Tabloids and society focuses too heavily on the first word in the identifier “Muslim woman” but this book makes a compelling argument for why we need to condemn those who would try to put them in a box and reduce them to the clothes they wear.
Frequently Asked Questions
What does modern feminism mean today?
This might seem like too obvious of a question to ask, however it’s one that is regularly addressed in modern literature, and also a questions we’re often asked by our readers looking to know more about modern feminism.
In today’s culture, core principles of modern feminism have been found to revolve around the accommodation of feminism in new media and ensuring feministic ideals continue to be far-reaching. For more information, studies such as this one have been actioned to truly outline what feminism means in the modern age.
Why do some people see feminism as something negative?
Like any ideologies or movements, the zeitgeist will first challenge ideals before accepting them. Feminism is certainly no stranger to a set of ideas being challenged, and though they’re truly for the better, dated schools of thought will always challenge what’s new and accepted.
When did feminism start in the United Kingdom?
Mary Wollstonecraft (also regarded as the grandmother of of British feminism) first introduced feminist ideologies into Britain in 1792, with the publication of ‘The Vindication of the Rights of Woman’. This work of feminist philosophy was surprisingly well received, given the time of publication.
There you have it, our top 10 list of feminist books chosen by our editors (and fans of empowering literature). Have you picked the book you’re planning on buying yet?
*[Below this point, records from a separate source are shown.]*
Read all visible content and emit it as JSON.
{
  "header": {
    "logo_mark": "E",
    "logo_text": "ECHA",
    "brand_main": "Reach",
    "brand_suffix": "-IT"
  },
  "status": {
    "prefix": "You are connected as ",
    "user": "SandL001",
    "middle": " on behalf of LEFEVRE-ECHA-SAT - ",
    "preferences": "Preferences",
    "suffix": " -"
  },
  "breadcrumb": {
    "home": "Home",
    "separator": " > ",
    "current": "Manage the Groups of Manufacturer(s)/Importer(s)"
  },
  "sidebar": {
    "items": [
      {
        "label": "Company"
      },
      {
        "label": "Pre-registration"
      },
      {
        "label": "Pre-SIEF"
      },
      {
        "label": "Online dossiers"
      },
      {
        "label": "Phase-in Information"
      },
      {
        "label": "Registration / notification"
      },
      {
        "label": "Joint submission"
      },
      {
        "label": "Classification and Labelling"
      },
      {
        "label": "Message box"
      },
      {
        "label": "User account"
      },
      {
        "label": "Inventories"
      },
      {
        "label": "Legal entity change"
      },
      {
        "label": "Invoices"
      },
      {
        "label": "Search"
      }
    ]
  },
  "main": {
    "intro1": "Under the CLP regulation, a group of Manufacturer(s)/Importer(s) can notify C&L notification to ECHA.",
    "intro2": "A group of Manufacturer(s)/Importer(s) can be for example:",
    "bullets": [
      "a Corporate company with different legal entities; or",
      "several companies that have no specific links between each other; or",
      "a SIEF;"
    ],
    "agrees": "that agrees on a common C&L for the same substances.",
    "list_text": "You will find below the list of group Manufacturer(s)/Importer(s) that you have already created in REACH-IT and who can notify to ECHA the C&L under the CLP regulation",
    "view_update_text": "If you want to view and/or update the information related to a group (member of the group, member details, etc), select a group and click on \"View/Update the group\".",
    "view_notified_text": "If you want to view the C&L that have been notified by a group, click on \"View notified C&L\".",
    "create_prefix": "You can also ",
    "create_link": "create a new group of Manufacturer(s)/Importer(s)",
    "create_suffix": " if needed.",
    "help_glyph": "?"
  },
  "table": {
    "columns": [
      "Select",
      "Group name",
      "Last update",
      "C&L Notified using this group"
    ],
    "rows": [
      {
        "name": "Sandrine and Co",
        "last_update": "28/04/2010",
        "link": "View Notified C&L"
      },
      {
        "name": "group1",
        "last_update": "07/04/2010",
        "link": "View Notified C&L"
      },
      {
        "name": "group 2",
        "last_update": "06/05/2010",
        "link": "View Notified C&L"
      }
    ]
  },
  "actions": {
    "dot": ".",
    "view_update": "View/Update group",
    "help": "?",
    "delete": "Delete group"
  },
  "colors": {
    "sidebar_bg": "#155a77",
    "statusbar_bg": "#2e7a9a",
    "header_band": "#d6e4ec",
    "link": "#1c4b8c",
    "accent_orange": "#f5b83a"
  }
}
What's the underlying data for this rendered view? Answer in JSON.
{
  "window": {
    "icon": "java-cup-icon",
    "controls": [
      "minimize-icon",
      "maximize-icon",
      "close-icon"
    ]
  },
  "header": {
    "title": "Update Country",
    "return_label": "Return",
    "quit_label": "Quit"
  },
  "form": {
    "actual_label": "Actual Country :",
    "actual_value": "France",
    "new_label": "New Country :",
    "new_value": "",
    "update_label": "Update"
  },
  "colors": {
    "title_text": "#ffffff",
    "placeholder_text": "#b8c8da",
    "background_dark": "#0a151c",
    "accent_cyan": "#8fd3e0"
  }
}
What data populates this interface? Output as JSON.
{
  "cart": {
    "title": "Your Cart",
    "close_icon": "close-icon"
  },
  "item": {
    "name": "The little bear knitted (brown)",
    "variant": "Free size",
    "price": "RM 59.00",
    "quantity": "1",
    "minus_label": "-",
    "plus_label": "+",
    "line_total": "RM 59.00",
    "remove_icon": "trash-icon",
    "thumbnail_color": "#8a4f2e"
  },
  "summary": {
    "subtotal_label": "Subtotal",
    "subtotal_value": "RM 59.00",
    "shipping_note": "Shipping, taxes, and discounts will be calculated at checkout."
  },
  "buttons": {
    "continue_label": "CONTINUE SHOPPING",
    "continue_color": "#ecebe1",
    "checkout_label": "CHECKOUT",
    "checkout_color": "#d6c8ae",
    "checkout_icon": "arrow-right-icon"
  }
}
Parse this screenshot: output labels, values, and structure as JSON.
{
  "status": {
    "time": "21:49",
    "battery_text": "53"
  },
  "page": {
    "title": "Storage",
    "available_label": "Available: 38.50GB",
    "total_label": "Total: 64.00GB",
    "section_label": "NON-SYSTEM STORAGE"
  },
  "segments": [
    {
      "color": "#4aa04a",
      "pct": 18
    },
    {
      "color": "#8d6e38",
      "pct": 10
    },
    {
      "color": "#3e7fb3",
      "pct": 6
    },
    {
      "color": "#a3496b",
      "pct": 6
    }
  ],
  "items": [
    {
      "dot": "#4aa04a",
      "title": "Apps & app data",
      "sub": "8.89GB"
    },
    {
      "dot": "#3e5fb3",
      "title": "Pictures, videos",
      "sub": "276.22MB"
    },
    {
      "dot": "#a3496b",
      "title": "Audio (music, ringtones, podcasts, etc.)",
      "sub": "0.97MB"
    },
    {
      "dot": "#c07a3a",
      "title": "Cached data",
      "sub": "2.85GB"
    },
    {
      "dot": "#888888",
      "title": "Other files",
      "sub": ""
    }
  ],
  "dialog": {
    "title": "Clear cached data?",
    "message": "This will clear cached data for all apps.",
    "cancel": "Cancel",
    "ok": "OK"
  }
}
Do you have a person in mind that you’ll be buying one of this books for? Leave a comment below if you’ve read any of these books and let us know your thoughts.